→ **Exercise**: Using the records below, filter out every line that lacks "Animations" and copy the rest.

→ **Given information**:

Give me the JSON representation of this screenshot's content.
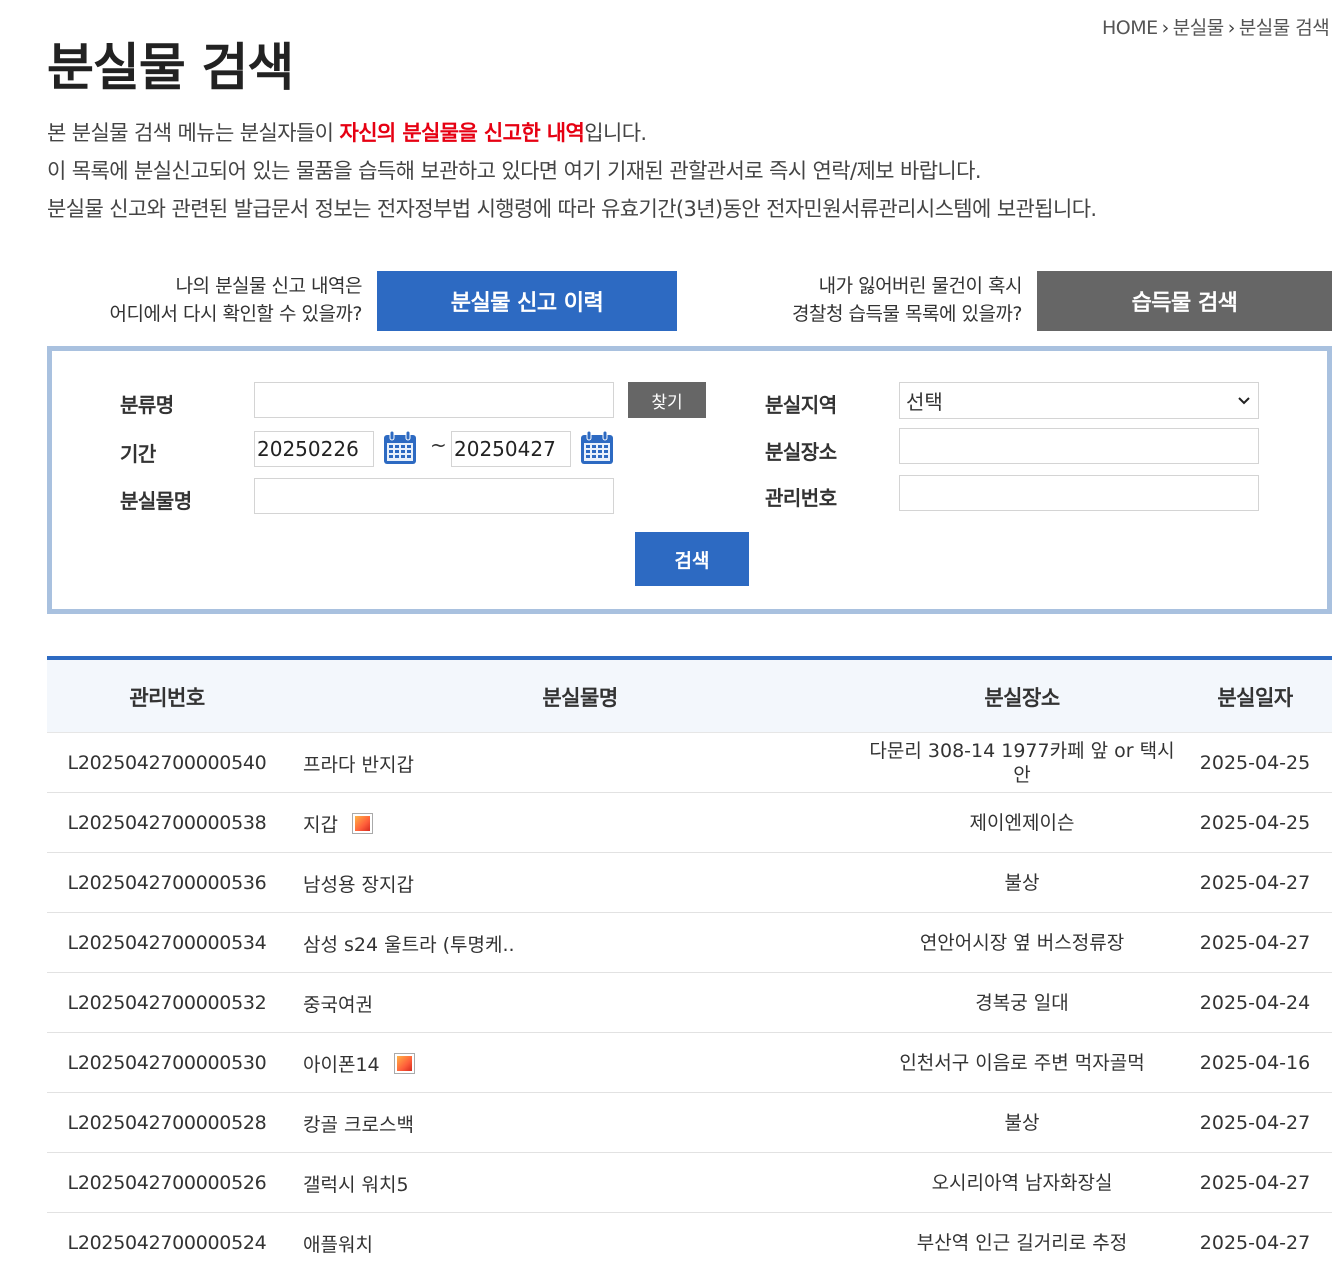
{
  "breadcrumb": {
    "home": "HOME",
    "level1": "분실물",
    "level2": "분실물 검색"
  },
  "page_title": "분실물 검색",
  "intro": {
    "line1_prefix": "본 분실물 검색 메뉴는 분실자들이 ",
    "line1_highlight": "자신의 분실물을 신고한 내역",
    "line1_suffix": "입니다.",
    "line2": "이 목록에 분실신고되어 있는 물품을 습득해 보관하고 있다면 여기 기재된 관할관서로 즉시 연락/제보 바랍니다.",
    "line3": "분실물 신고와 관련된 발급문서 정보는 전자정부법 시행령에 따라 유효기간(3년)동안 전자민원서류관리시스템에 보관됩니다."
  },
  "promos": {
    "history": {
      "text1": "나의 분실물 신고 내역은",
      "text2": "어디에서 다시 확인할 수 있을까?",
      "button": "분실물 신고 이력"
    },
    "found": {
      "text1": "내가 잃어버린 물건이 혹시",
      "text2": "경찰청 습득물 목록에 있을까?",
      "button": "습득물 검색"
    }
  },
  "search_form": {
    "category_label": "분류명",
    "category_value": "",
    "find_button": "찾기",
    "period_label": "기간",
    "date_from": "20250226",
    "date_separator": "~",
    "date_to": "20250427",
    "item_name_label": "분실물명",
    "item_name_value": "",
    "region_label": "분실지역",
    "region_selected": "선택",
    "place_label": "분실장소",
    "place_value": "",
    "mgmt_no_label": "관리번호",
    "mgmt_no_value": "",
    "search_button": "검색"
  },
  "table": {
    "headers": {
      "no": "관리번호",
      "name": "분실물명",
      "place": "분실장소",
      "date": "분실일자"
    },
    "rows": [
      {
        "no": "L2025042700000540",
        "name": "프라다 반지갑",
        "has_image": false,
        "place": "다문리 308-14 1977카페 앞 or 택시안",
        "date": "2025-04-25"
      },
      {
        "no": "L2025042700000538",
        "name": "지갑",
        "has_image": true,
        "place": "제이엔제이슨",
        "date": "2025-04-25"
      },
      {
        "no": "L2025042700000536",
        "name": "남성용 장지갑",
        "has_image": false,
        "place": "불상",
        "date": "2025-04-27"
      },
      {
        "no": "L2025042700000534",
        "name": "삼성 s24 울트라 (투명케..",
        "has_image": false,
        "place": "연안어시장 옆 버스정류장",
        "date": "2025-04-27"
      },
      {
        "no": "L2025042700000532",
        "name": "중국여권",
        "has_image": false,
        "place": "경복궁 일대",
        "date": "2025-04-24"
      },
      {
        "no": "L2025042700000530",
        "name": "아이폰14",
        "has_image": true,
        "place": "인천서구 이음로 주변 먹자골먹",
        "date": "2025-04-16"
      },
      {
        "no": "L2025042700000528",
        "name": "캉골 크로스백",
        "has_image": false,
        "place": "불상",
        "date": "2025-04-27"
      },
      {
        "no": "L2025042700000526",
        "name": "갤럭시 워치5",
        "has_image": false,
        "place": "오시리아역 남자화장실",
        "date": "2025-04-27"
      },
      {
        "no": "L2025042700000524",
        "name": "애플워치",
        "has_image": false,
        "place": "부산역 인근 길거리로 추정",
        "date": "2025-04-27"
      }
    ]
  }
}
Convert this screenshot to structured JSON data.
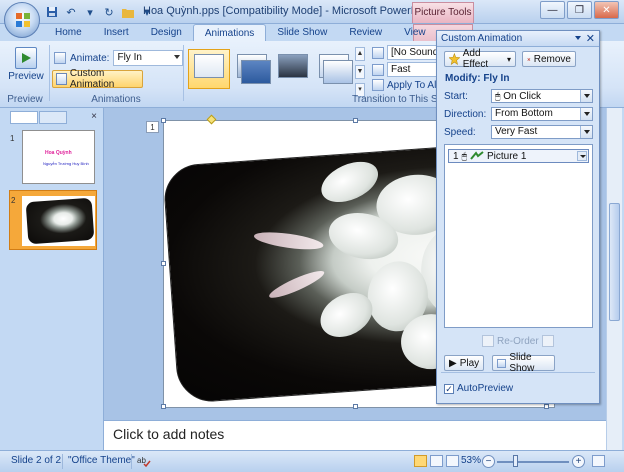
{
  "window": {
    "title": "Hoa Quỳnh.pps [Compatibility Mode] - Microsoft PowerPoint n...",
    "contextual_tab": "Picture Tools"
  },
  "ribbon": {
    "tabs": [
      "Home",
      "Insert",
      "Design",
      "Animations",
      "Slide Show",
      "Review",
      "View"
    ],
    "active_tab": "Animations",
    "preview_label": "Preview",
    "preview_group": "Preview",
    "animate_label": "Animate:",
    "animate_value": "Fly In",
    "custom_animation_label": "Custom Animation",
    "animations_group": "Animations",
    "sound_value": "[No Sound]",
    "speed_value": "Fast",
    "apply_all_label": "Apply To All",
    "transition_group": "Transition to This Slic"
  },
  "slides_pane": {
    "slide1_number": "1",
    "slide1_title": "Hoa Quỳnh",
    "slide1_subtitle": "Nguyễn Trường Huy Bình",
    "slide2_number": "2"
  },
  "editor": {
    "slide_badge": "1",
    "notes_placeholder": "Click to add notes"
  },
  "status": {
    "slide_info": "Slide 2 of 2",
    "theme": "\"Office Theme\"",
    "zoom": "53%"
  },
  "custom_animation": {
    "title": "Custom Animation",
    "add_effect": "Add Effect",
    "remove": "Remove",
    "modify_heading": "Modify: Fly In",
    "start_label": "Start:",
    "start_value": "On Click",
    "direction_label": "Direction:",
    "direction_value": "From Bottom",
    "speed_label": "Speed:",
    "speed_value": "Very Fast",
    "item_number": "1",
    "item_label": "Picture 1",
    "reorder_label": "Re-Order",
    "play_label": "Play",
    "slideshow_label": "Slide Show",
    "autopreview_label": "AutoPreview",
    "autopreview_checked": true
  },
  "colors": {
    "ribbon": "#d5e4f7",
    "selected": "#ffd46d",
    "contextual": "#eab4c2"
  }
}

→ **Task answer**:
      "Animations",
    "active_tab": "Animations",
    "animations_group": "Animations",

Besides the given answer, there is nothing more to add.